Tour complete – now for the critique.

We’re just back from shows in the USA, and we thank you for coming to see us. With Canada earlier in the year, we feel we’ve made a solid attempt at greeting North America in person. The shows were well received (the usual audience photos will follow soon) and in the larger cities the combo of Front 242 and ourselves sold out venues.

2017-09-19 20.43.15

Vincent the rat holds court in NYC

A debrief comes at the end of every tour. The previous visit was exceptional just because it happened at all: we were in the garbage bin for decades, then unexpectedly rescued. This time it had to be special for other reasons, and it was partly so.

GOOD: We were able to perform a wider range of songs from videos completed between 2015 and 2017. Generally the videos are of higher quality – each represents weeks, sometimes months of work. We were constrained by my catching a throat cold in NYC, but were able to patch around this with the greater repertoire.

BAD: But they are the same material drawn from the earlier albums, presented in much the same way as before. Despite our adding all these songs you might have thought the show was the same as the last time. We need to think about the staging of any future appearances. Most of the ‘industrial dance’ bands we align with have stage shows involving costumes, radio microphones, masks and fog. We’re never going to take that up (not being an ‘industrial dance’ band) but the dynamism of the stage needs addressing.

To perform in the USA costs international airfares and the wildly expensive P1 visa process. Carting our bodies across the planet uses up money that could fund a stage show. And that’s maintaining the bare minimum – two people with suitcases, borrowed equipment. Unless our income jumps dramatically, we’re in a bind where the show has reached a production cost limit.

Puppets

Right now we prefer that people look at the video and not at us. We are the puppeteers, and the puppets are the show. But it may be time that the musicians enter the screen, and are visible as part of that virtual space. That way we can be seen to perform on all the weird and wonderful instruments we simulate on computers now, as part of a coherent presentation filling the audience viewpoint.

This has some difficult implications: the video has to be live, in real time on stage. We have to be able to position ourselves in a virtual set, but won’t know the stage beforehand. The process has to be fast, minimal latency. The system has to tolerate human errors.

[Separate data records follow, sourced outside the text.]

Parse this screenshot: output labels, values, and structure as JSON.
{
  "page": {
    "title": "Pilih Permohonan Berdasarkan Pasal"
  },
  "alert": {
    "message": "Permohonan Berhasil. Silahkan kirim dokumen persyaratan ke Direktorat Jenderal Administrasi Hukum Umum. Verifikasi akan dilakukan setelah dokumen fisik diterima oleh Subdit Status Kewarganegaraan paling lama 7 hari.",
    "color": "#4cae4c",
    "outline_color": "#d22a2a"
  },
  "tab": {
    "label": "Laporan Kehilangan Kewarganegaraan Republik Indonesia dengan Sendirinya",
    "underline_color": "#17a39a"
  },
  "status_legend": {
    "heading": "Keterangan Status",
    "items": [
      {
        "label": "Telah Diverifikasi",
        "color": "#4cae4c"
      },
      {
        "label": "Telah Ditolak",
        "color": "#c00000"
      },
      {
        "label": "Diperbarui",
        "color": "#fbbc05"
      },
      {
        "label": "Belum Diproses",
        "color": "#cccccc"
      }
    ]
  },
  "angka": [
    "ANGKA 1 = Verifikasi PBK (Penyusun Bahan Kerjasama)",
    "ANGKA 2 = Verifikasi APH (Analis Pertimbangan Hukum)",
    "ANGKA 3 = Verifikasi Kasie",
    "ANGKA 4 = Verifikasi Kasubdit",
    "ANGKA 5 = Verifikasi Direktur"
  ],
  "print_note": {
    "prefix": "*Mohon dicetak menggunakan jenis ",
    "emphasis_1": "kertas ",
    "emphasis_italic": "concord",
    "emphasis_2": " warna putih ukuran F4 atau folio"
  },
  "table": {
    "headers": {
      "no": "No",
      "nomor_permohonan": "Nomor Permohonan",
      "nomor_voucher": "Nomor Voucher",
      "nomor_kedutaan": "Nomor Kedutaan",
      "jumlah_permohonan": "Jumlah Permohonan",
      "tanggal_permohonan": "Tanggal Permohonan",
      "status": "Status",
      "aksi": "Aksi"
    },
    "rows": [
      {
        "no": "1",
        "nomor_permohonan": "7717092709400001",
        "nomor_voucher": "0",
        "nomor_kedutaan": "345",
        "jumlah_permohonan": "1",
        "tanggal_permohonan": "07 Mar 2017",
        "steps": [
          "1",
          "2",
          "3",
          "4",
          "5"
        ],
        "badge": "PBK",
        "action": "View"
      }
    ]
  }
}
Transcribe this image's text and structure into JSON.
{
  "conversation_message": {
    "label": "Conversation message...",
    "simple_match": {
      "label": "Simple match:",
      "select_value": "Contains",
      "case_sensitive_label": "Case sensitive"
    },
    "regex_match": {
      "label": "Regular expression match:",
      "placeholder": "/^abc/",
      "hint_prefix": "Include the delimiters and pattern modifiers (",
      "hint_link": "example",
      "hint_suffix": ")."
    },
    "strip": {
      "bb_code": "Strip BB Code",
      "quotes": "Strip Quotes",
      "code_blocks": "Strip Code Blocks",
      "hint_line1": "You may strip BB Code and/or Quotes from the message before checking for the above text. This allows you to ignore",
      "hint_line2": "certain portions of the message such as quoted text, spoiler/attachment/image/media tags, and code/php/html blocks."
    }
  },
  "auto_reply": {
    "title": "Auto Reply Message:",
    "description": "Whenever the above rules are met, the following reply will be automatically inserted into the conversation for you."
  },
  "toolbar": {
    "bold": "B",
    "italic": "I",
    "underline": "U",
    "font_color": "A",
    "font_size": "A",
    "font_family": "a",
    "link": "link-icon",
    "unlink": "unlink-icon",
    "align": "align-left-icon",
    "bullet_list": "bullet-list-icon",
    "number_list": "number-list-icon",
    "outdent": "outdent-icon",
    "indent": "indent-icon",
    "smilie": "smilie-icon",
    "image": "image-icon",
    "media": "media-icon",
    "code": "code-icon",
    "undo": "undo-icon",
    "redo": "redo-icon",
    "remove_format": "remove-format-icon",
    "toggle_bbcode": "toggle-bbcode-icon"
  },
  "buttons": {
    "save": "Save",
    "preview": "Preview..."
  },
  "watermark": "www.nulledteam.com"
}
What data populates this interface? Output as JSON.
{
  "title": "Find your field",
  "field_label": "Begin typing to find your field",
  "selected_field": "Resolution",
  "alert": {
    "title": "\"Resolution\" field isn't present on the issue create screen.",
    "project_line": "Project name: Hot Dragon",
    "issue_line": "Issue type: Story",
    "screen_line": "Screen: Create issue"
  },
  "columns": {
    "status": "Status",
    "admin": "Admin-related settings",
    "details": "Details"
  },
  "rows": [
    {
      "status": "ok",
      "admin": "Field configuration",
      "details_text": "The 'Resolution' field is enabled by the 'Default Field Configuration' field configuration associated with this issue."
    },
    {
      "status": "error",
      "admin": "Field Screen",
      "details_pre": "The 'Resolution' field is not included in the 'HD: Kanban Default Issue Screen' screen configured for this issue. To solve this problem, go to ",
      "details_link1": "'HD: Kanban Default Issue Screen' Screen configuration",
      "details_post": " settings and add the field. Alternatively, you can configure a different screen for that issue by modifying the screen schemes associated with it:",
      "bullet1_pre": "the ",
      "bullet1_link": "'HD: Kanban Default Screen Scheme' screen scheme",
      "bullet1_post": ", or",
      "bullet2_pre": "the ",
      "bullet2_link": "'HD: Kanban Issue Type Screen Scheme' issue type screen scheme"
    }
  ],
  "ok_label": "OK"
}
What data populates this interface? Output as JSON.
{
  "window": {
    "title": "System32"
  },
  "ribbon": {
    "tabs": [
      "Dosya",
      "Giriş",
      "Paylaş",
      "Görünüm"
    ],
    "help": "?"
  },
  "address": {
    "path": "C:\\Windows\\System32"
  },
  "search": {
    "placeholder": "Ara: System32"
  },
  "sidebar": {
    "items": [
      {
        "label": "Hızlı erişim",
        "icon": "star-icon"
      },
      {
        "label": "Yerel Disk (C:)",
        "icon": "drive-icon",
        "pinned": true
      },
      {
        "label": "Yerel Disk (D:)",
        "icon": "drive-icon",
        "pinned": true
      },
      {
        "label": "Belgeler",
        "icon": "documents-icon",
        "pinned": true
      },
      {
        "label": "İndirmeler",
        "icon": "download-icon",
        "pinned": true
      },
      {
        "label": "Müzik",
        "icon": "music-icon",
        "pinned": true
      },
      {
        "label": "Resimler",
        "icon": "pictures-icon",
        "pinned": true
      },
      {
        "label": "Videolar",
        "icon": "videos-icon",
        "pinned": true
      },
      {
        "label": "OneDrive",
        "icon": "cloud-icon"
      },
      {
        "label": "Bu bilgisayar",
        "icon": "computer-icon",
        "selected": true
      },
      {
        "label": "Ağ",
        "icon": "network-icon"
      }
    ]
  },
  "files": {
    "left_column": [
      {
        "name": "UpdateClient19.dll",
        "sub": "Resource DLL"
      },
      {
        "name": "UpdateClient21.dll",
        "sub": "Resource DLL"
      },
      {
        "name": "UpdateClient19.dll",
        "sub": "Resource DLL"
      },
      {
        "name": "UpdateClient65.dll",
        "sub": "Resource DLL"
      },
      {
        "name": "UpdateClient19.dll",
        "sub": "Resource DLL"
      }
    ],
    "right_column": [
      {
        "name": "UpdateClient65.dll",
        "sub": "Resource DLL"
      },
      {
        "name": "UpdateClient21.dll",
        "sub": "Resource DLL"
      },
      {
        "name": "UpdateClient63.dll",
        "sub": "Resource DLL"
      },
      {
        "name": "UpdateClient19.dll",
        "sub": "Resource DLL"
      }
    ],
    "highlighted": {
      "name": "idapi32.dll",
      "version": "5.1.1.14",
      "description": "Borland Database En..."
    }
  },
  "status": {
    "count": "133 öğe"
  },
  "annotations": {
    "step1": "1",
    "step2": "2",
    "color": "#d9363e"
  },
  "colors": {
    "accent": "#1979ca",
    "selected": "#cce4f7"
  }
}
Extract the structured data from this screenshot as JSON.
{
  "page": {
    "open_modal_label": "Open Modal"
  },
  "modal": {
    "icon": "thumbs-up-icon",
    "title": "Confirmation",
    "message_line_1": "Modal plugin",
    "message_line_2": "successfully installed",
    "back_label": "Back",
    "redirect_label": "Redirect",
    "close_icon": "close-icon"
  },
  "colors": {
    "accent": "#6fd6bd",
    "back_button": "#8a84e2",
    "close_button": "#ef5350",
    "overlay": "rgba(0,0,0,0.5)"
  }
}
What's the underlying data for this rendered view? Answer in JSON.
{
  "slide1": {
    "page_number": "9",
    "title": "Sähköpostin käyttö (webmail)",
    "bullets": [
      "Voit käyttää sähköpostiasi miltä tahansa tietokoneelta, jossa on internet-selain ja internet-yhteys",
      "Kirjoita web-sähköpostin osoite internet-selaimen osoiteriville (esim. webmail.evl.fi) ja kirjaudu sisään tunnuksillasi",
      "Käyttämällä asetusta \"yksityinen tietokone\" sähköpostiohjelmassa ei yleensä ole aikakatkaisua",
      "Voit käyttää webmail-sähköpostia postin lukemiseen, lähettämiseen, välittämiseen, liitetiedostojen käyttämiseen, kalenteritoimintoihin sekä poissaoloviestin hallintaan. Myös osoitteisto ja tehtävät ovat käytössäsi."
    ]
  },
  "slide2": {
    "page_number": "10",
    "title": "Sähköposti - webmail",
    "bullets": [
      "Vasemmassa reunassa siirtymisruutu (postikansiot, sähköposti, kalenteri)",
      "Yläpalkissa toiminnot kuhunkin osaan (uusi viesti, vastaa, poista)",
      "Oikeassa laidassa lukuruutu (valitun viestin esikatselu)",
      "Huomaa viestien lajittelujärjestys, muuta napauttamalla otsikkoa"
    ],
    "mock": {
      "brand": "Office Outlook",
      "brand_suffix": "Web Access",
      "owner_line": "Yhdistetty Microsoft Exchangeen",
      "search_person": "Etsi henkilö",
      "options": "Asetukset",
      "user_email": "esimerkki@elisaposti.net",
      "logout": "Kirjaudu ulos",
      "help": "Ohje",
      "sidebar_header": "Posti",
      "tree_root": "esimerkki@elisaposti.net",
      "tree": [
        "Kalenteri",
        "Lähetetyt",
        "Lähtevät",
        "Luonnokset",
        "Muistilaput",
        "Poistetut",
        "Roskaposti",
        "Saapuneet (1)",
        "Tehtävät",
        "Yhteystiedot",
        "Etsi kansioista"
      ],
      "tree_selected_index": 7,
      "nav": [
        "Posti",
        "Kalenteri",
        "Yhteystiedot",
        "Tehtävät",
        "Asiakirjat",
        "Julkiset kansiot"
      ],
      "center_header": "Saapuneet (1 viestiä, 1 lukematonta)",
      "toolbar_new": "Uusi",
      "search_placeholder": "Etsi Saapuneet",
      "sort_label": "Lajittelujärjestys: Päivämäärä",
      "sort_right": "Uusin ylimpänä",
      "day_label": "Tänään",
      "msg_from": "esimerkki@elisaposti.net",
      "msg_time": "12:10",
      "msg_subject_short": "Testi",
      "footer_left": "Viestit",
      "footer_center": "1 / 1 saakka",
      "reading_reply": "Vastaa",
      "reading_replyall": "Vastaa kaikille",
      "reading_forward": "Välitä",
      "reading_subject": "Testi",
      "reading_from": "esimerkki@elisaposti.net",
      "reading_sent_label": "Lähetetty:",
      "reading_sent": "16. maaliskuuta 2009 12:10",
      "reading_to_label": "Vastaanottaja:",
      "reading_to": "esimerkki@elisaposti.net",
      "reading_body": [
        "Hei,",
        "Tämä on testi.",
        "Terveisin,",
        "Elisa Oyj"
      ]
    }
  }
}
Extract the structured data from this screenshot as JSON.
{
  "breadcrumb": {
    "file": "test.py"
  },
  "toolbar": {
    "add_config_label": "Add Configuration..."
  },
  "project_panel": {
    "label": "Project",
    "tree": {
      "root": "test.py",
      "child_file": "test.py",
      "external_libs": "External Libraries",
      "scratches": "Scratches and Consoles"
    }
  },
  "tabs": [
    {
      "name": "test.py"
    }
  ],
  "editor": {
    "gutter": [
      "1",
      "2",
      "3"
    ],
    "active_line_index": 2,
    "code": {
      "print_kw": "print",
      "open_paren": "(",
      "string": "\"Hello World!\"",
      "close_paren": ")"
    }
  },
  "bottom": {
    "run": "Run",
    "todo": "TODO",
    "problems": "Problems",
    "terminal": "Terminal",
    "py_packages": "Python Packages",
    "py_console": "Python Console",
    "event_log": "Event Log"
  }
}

The advantages are many. Two of the players can be present, others could be remote, recorded or simulated, so that you can have a full band. In some case all the players could be remote – although that leads to “where’s the beef?” problems where the audience needs meat on stage to feel fully satisfied. But that meat could be made in the USA – a local operator not needing airfares or a P1. After all if it works for Gorillaz & Daft Punk why not us?

Remote performance means latency and the risk of drop outs. I feel it can be done through something like Vimeo Live, Stewart is more knowledgeable and has doubts, and we will have to do some experimentation.

Then there’s the aesthetics. What would you see? Would it be based on the static clips? Would the show be one space or a space for each song? How much room is given to the performers? Does that change based on the size of the venue? It really is a rocky business, but I feel we’re at the point where it’s got too comfortable. That’s not our purpose.

Future Proof

Right now there’s a resurgence of interest in all things late 20th century, from film sequels to goth bands. That’s understandable given the uncertainty of a new century, but of course the people of 1917 only pined for La Belle Époque for a while before new culture took hold. I would not bank on aging electronic bands too much longer. Two years from now we cannot just pop back up again with the same old. Even if this project fails, it seems a better bet than expecting everything to stay the same.

It also aligns with Sevcom’s other aspirations in immersive media and therapeutic environment design. Not just a matter of neatness – also a matter of the amount of time we have left.

As always your comments appreciated.